Pick out the lines below with "swatch" and list them.

========

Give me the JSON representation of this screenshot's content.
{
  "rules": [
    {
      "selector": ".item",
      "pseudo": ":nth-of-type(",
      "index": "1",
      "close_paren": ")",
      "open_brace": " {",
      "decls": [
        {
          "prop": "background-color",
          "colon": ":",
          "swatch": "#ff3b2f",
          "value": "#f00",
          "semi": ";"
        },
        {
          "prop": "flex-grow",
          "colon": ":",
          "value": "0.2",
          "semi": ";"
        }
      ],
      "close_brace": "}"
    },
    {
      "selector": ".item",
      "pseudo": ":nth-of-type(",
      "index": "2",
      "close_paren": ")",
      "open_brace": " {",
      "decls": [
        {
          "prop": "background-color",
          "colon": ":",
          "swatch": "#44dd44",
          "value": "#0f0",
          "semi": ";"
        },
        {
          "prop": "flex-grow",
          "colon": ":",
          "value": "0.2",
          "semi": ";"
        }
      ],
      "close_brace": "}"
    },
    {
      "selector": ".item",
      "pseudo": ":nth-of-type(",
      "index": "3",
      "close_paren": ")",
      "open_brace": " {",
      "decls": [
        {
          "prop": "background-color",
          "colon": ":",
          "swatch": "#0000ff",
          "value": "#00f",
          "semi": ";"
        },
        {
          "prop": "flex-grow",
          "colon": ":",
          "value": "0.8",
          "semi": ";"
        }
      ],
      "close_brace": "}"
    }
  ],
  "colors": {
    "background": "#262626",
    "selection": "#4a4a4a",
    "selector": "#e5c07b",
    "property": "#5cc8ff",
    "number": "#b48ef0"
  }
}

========

Solved exercise
          "swatch": "#ff3b2f",
          "swatch": "#44dd44",
          "swatch": "#0000ff",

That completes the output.